Council: Hilton Honeymoon
The new City Council begins its reorganization
The new City Council is still in the January honeymoon stage, with no decisions to be made before Jan. 29, and at this writing sojourning at the Downtown Hilton for orientation with city staff – of course, they'll have to relearn where all the bathrooms are when they return to City Hall. (In an early blow to "transparency," the orientation is not being narrowcast or archived on Channel 6.) State legislators learn "How a Bill Becomes a Law" (i.e., months of private backroom meetings, negotiation, and compromise, leading to grandiose rhetoric on the Capitol floor in the last three weeks of session, followed by members pushing their colleagues' electronic vote buttons). Council members are learning "How a Resolution Becomes an Ordinance" (backroom meetings forbidden by order of the same Legislature, so members find out what's going on only in public meetings, get regularly blindsided by unexpected proposals, and brainstorm, negotiate, compromise, and vote on the wing).
It was amusing to see the members confounded (as reported in the Statesman) by Travis County Attorney David Escamilla's explanation of the open meetings laws, which sole incumbent CM Kathie Tovo (District 9) noted was in exact contradiction to the post-Escamilla Scandal practice at City Hall: "It is permissible to talk with up to 10 other members individually outside a meeting [the Statesman reports Escamilla directed] so long as it's either in small groups under six people [the new quorum number] or you're not sharing information about how others might vote with other members." That sounds like eminently reasonable advice – and exactly what had been the practice among the previous Council members before the heavy hand of the county attorney threatened the whole group with indictment for that long-traditional process (see "Open and Shut," Oct. 26, 2012).
At least one CM (Ora Houston, D1), was sufficiently confused by Escamilla's instructions to suggest that members speak to one another only in public meetings (she should suggest that at the Lege). Another work-in-progess is for everybody to get more familiar with the Council "message board," still a seldom-used communication utility (austincouncilforum.org). As of Wednesday, only Ann Kitchen (District 5) had grabbed that bullhorn, to make a few suggestions about the re-structuring proposal.
Beyond this continuing conundrum, the main order of early business is the proposal before Council to revise the meeting and decision structure. Initiated by Mayor Steve Adler, the draft proposal would increase the number of Council committees, require most ordinances to be heard first by a committee before reaching Council, and hold most public hearings before those committees instead of the full Council. The intent, said the mayor, is to provide earlier public input and reduce the length of formal Council meetings. The plan also calls for Council to meet more often (weekly rather than biweekly) and to move some matters (e.g., executive sessions) outside the public meeting cycle. Emergency items would still be able to be placed on the Council agenda by a group of four Council members; but in theory the vetting by committee would shorten the full agendas.

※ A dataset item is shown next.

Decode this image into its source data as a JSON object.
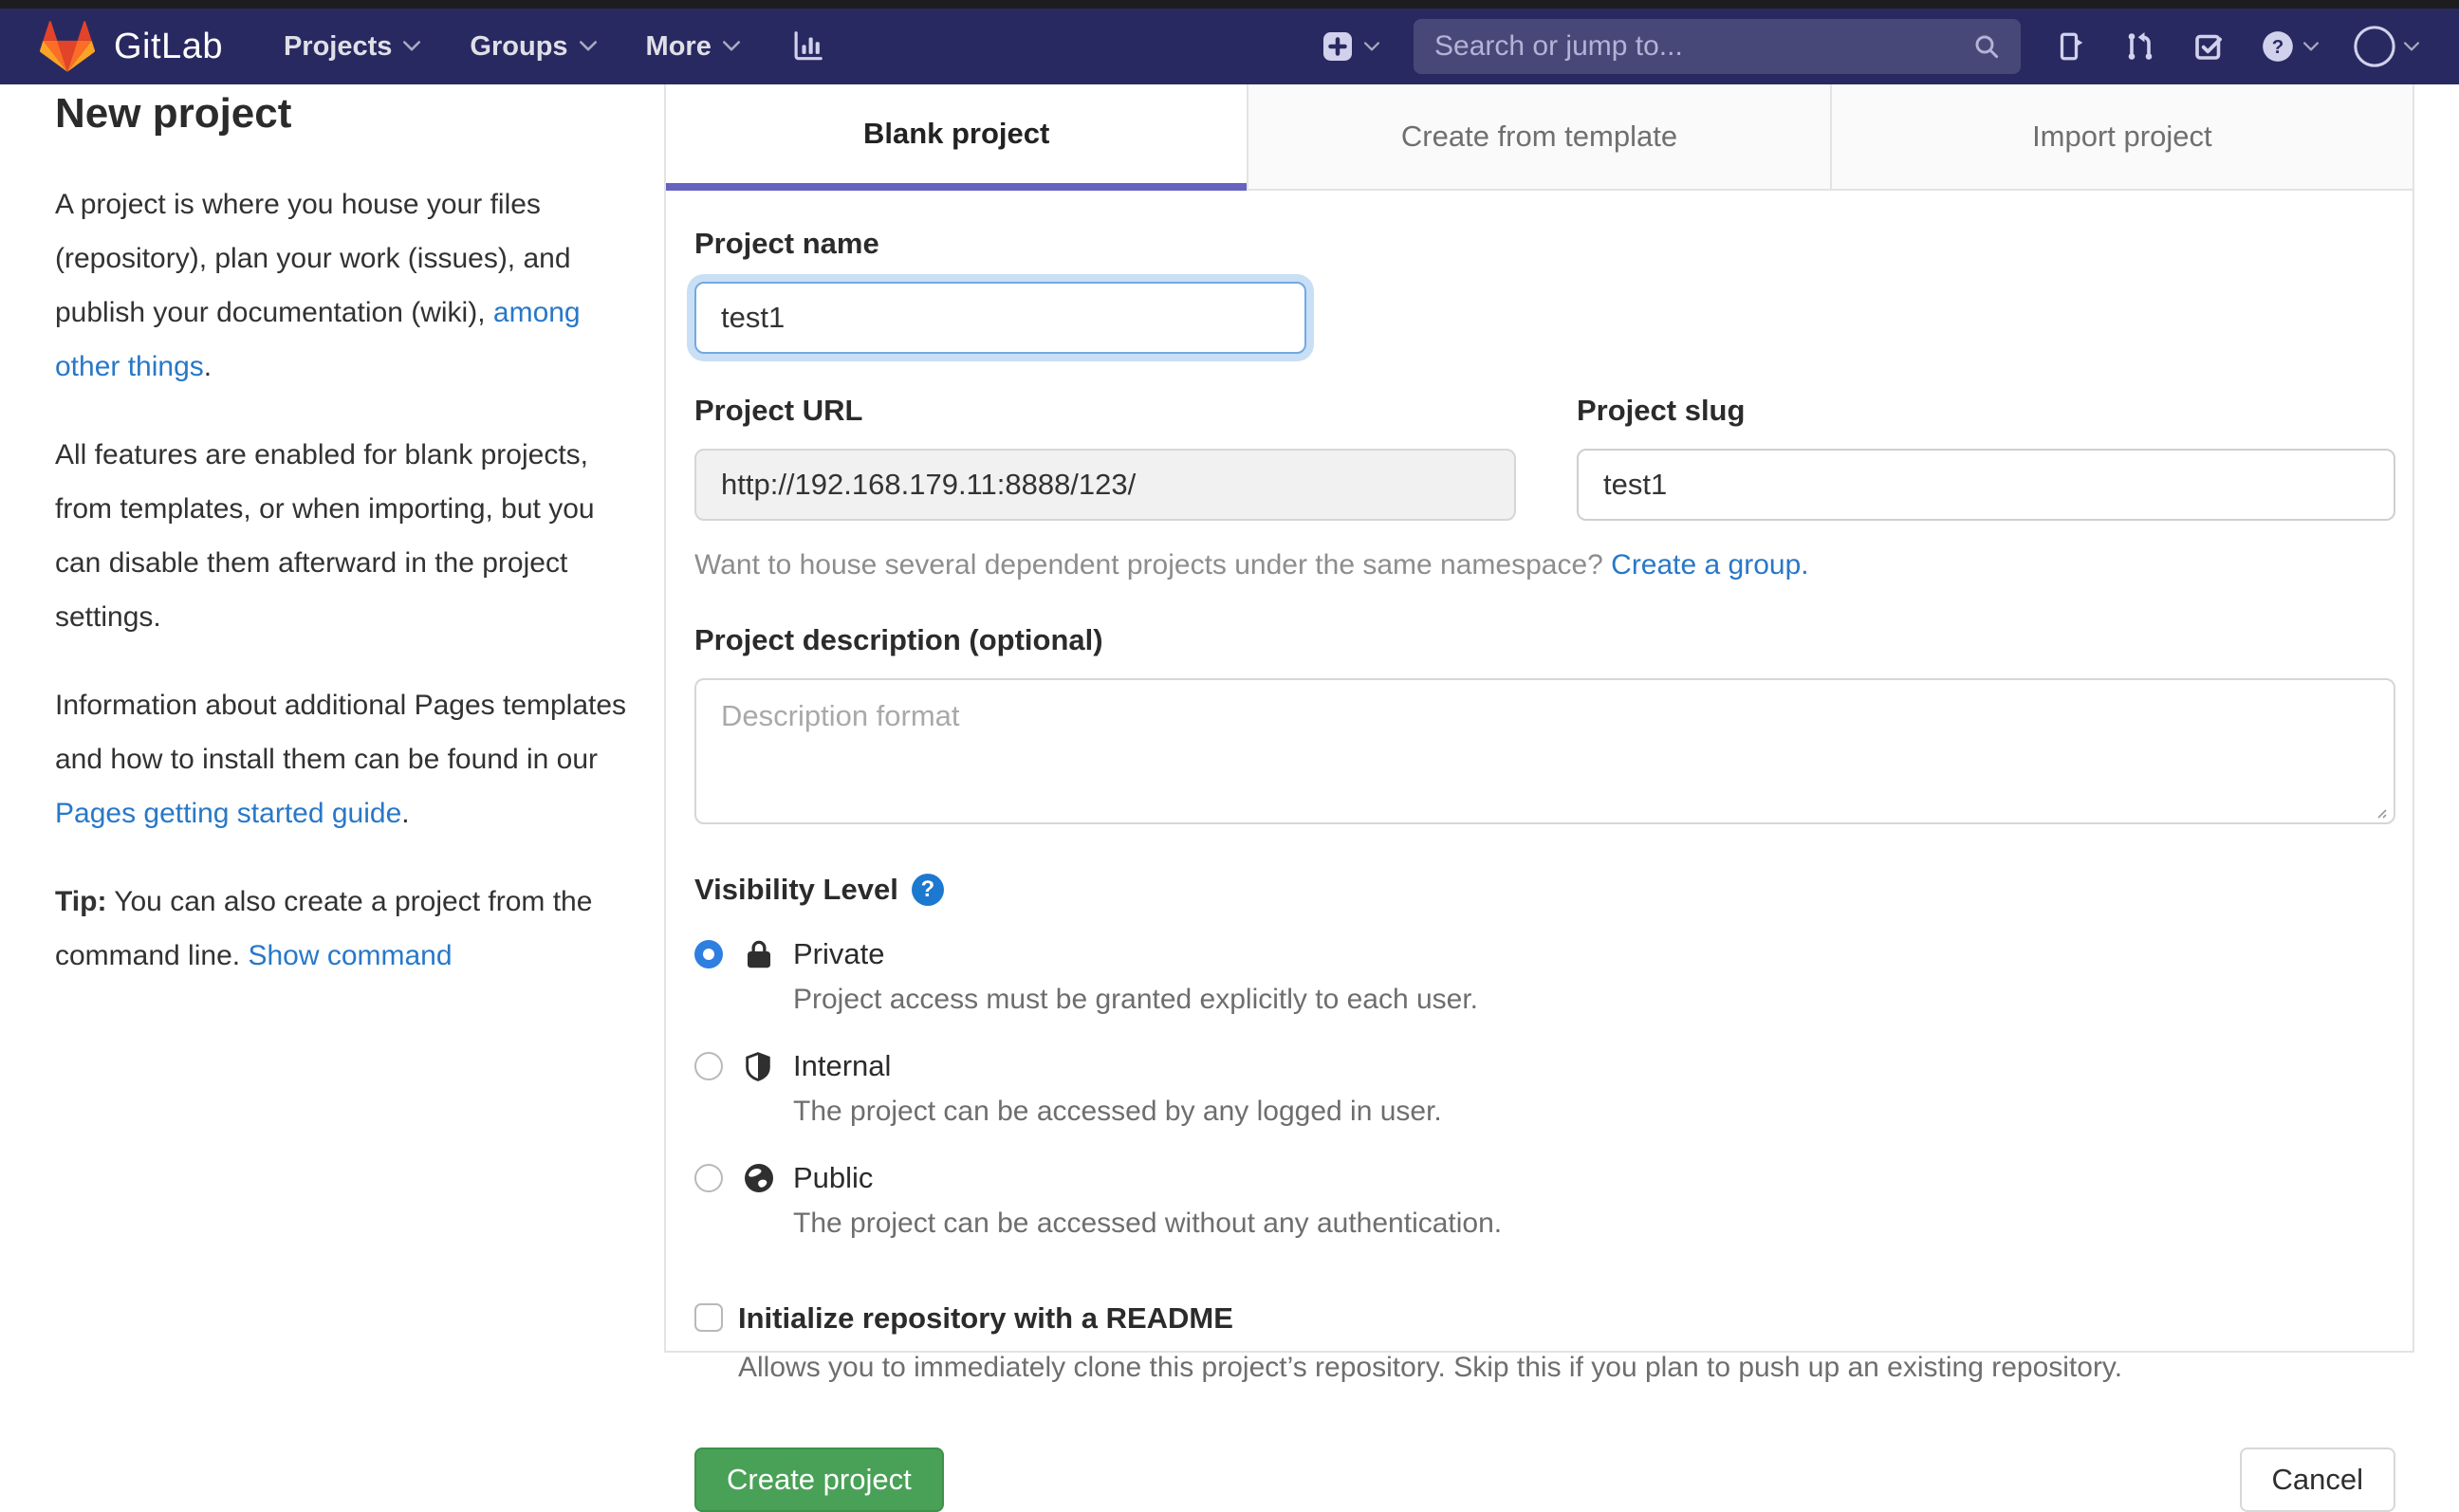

It may well be wishful thinking. Advocates disappointed at committees (or commissions) commonly want to re-plead their cases before the full Council; and every Council witness wants his full three minutes, even if to repeat everything argued by his predecessors, at whatever hour.
Council is hoping that public feedback will help refine the details; Austinites are encouraged to provide such at the "SpeakUpAustin!" website (www.speakupaustin.org/discussions). The site includes the proposed changes, a flow chart for potential ordinances, and a list of new committees under consideration. Council is planning a public hearing on the changes for Thursday, Jan. 22 and a potential vote on Jan. 29 – although curiously, the closing date on public comments is currently listed as Feb. 7.